Since 2006, the number of secondary classes with over 30 students has gone from 498 to 586 – an increase of 18 per cent.
Classes with more than four students with special needs have increased from 795 to 1088 – a 37 per cent increase since 2006. This means there are nearly 52,000 high school students in classes that exceed the specifications of The School Act.
Despite these numbers, NPA trustees voted in October to accept these classes as “appropriate for student learning,” while COPE trustees Allan Wong and Al Blakey, along with Vision trustee Sharon Gregson, voted no and urged the board to go back and do better.
“A Social Studies 10 class with 37 students including four with special needs or an English 11 class of 31 students with six students needing their own Individual Education Plans are not ‘appropriate’,” said COPE candidate Bill Bargeman. “These are only two examples of many, many such classes.”
While the situation in elementary schools is better, with no classes exceeding legislated size limits, the number of classes with four or more students with special needs has increased from 80 to 90 in the past year.
Patti Bacchus, a Vision Vancouver candidate and long-time parent advocate for students with special needs, pointed out that learning conditions have worsened during the NPA term and services for students with special needs have taken a disproportionate hit from staff cuts.
“The NPA-dominated board has blindly stated that all these classes are appropriate for student learning and we know that is not the case – there are far too many students with special needs who are not receiving the support they need,” said Bacchus.
“The key is standing up for our students, parents and schools and making the case that funding for public education must cover real costs including classes that are truly appropriate for student learning,” said Bargeman. “A COPE and Vision Board will look at the budget with a keen eye to reallocating resources back to the classroom.”
COPE NEEDS YOUR TIME ON ELECTION DAY
Please sign up now to our E-Day team and help pull the vote to elect progressive candidates to City, School Board and Park Board.

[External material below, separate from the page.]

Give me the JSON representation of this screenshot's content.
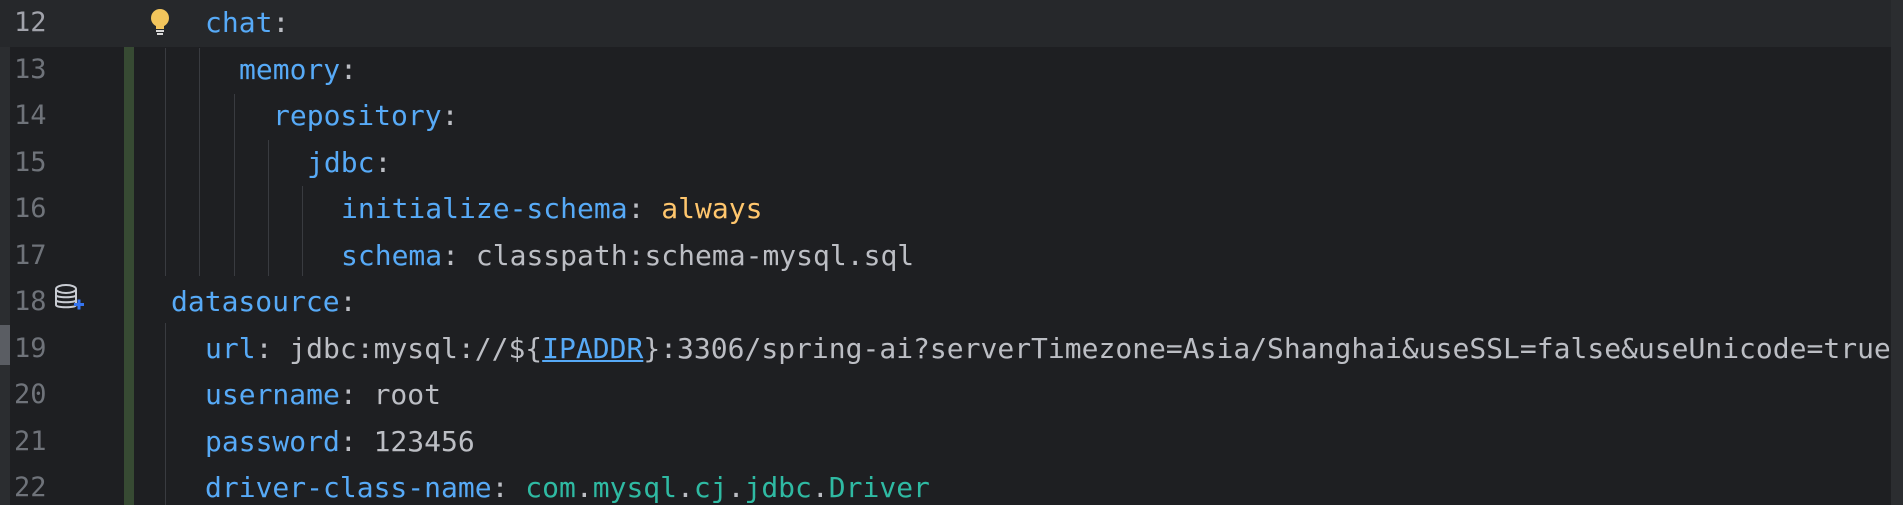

If you have not volunteered to help get out the vote before, don’t worry, there will be E-Day workshops on Thursday, November 13 and Friday November 14.
Sign up to our E-day team by emailing Nathan Allen at NathanA@cope.bc.ca or by calling 605-255-0400.
It is absolutely vital that all of the time available to you on November 15th is devoted to volunteering helping COPE pull the vote on Election Day. Please vote in the advanced polls so that every second you can spare on Election Day is spent helping others vote for the change we need in Vancouver.
Advanced voting starts tomorrow, with polling taking place between 8AM to 8PM on:
Wednesday, November 5
Saturday November 8
Monday November 10
Wednesday November 12
You can vote at any of the advanced voting locations:
City Hall – 453 West 12th Avenue
Dunbar Community Centre – 4747 Dunbar Street
Trout Lake Community Centre – 3350 Victoria Drive
West End Community Centre – 870 Denman St
Sunset Community Centre – 6810 Main Street
Creative City Cabaret
See your COPE candidates show their creative talent and why they should be elected to run our "Creative City" at the Creative City Cabaret, presented by Left Right Minds.
Saturday, November 8 from 9pm to 11pm at the Roundhouse Community Centre.